Annabelle: I understand that the generation of women in tech had a much tougher time in their careers, but they’ve paved the way such that the new generation like myself would not have to face the same inequality problems as they did. For that, I’m very grateful to all those who had spoken out and contributed to shifting the power dynamics. My male colleagues are open to sharing their knowledge with me, and would offer to do the heavy-lifting for equipments that required a lot of strength to operate. Sometimes they can be a little too overprotective of me, assigning me the less dangerous tasks whilst they go for riskier equipments with fire and sharp blades. I understand that they are trying to be gentlemanly, but I’m totally capable of operating these machines safely by myself!
What’s one piece of advice to someone who wants to learn coding? What’s the first step they should take, and how should they even start on it?
Yue Lin: You should enjoy coding and problem-solving to be a coder! Start simple – take an online course, find a project of your interest, and work on developing it.

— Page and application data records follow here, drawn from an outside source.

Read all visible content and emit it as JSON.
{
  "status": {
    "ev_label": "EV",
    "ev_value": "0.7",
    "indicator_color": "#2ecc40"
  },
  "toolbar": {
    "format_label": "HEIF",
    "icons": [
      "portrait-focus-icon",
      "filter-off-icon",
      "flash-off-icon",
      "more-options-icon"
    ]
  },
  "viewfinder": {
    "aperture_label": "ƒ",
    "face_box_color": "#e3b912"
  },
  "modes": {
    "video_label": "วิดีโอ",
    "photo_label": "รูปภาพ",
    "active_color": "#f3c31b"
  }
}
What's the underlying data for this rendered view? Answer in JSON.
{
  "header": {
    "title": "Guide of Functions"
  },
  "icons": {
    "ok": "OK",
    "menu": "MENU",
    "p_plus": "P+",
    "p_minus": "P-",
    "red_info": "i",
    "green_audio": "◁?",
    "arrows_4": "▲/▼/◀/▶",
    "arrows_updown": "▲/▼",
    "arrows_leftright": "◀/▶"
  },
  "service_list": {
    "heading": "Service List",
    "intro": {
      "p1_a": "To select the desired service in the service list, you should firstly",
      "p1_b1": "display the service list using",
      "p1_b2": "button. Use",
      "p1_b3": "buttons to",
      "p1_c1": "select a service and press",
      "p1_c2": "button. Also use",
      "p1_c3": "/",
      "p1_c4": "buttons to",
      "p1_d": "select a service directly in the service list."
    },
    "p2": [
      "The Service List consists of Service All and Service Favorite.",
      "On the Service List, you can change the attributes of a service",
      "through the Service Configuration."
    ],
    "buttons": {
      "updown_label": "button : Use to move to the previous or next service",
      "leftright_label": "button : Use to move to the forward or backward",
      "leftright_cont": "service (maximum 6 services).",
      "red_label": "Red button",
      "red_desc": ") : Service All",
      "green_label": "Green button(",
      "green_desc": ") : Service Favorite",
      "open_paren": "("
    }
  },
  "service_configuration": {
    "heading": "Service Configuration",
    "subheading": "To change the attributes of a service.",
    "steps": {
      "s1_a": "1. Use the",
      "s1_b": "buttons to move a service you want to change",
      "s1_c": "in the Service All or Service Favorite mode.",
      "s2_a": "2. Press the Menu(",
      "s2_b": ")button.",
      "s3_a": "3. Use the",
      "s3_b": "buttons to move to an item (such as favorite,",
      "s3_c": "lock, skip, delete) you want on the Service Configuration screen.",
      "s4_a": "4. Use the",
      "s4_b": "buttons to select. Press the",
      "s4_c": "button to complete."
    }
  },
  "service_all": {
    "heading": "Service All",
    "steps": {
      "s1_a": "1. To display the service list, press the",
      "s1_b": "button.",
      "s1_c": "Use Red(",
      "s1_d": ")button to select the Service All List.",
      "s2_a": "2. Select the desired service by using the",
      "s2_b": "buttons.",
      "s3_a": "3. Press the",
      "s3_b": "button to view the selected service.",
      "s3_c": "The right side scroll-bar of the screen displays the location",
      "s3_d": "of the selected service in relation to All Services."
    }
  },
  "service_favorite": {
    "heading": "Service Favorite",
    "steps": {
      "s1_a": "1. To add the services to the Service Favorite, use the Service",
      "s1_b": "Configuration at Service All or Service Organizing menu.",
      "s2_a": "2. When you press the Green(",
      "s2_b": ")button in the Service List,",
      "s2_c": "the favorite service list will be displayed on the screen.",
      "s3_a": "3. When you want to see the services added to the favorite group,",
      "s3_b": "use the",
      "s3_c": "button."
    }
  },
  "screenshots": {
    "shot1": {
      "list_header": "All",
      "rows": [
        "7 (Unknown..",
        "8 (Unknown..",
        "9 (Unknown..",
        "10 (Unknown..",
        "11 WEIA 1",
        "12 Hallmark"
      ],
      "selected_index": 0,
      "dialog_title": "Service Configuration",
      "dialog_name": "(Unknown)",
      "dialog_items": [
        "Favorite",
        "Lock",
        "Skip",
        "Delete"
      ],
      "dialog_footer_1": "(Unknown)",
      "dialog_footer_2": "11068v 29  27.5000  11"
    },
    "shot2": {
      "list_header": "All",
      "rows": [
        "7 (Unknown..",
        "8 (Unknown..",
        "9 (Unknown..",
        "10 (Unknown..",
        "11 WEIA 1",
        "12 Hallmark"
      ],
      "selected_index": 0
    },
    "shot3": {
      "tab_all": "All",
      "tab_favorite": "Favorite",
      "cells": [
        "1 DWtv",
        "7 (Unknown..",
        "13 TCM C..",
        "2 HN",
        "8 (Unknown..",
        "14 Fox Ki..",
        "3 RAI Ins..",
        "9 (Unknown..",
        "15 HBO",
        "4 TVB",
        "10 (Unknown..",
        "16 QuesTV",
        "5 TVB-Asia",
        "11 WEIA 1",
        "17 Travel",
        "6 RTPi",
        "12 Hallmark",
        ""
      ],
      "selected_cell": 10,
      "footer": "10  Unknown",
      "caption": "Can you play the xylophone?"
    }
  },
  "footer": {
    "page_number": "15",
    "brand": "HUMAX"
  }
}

Renu: Don’t think and just do it. There are so many programming languages right now, so pick the one you like and start on it. Once you’ve mastered the basics, then you can move on to learning about syntax learning with other programming languages. To start off, you can join online courses such as UDEMY. You can also join workshops and meet-ups (they often have live basic coding sessions), and read Medium (freecodecamp and their open-source projects). Most importantly, start contributing to open-source projects – you can help to fix their bugs for starters!
Annabelle: People are overly reliant on schools to teach them everything, but what’s taught in school only sets the foundation of what you want to do later in life. Also, very rarely do you see a school curriculum that changes as fast as the rate of research, which is continuously progressing. You have to make an effort to constantly update yourself with new knowledge so as to stay relevant. There are so many open-sources to learn from, and projects that you can follow and build on top of.
When I was in secondary school, I would go the computer lab and Google topics that I was interested in, like how to use Tor to play games that the school had blocked, or how to use virtual machines to hide those computer games from teachers. From learning how to hack, I ended up dabbling in cybersecurity. Be an independent learner, and explore beyond the textbook. If you have the curiosity in something, allow yourself to go down the rabbit hole.
If you want to get started on coding, here are some women-focused initiatives that you can take advantage of:
- CodingGirls – Conducts hands-on workshops to explore girls’ interest in technology, organises sharing sessions from female professionals in technology fields, and provide networking opportunities to foster a tech-eco community
- 21C Girls – Delivers free coding classes and camps for girls in Asia. Also runs parent-child courses where parents can learn coding alongside their child.
- Women Who Code – It’s a global nonprofit with chapters all over the world. Most chapters have weekly code parties and monthly hackathons where women with varying skill levels come together and work on larger projects.
- TechLadies – Community for women in Asia to connect, learn and advance as programmers in the tech industry. In this community, women can learn how to code by taking part in their 10-week coding TechLadies Bootcamp where they learn to create meaningful products for NGOs.
- Singapore Geek Girls – A local initiative that serves as a platform for females to connect, share, contribute, mentor and learn from each other through fun, informal and interactive activities.
Featured Image Credit: Choong Yue Lin / Renu Yadav / Annabelle Kwok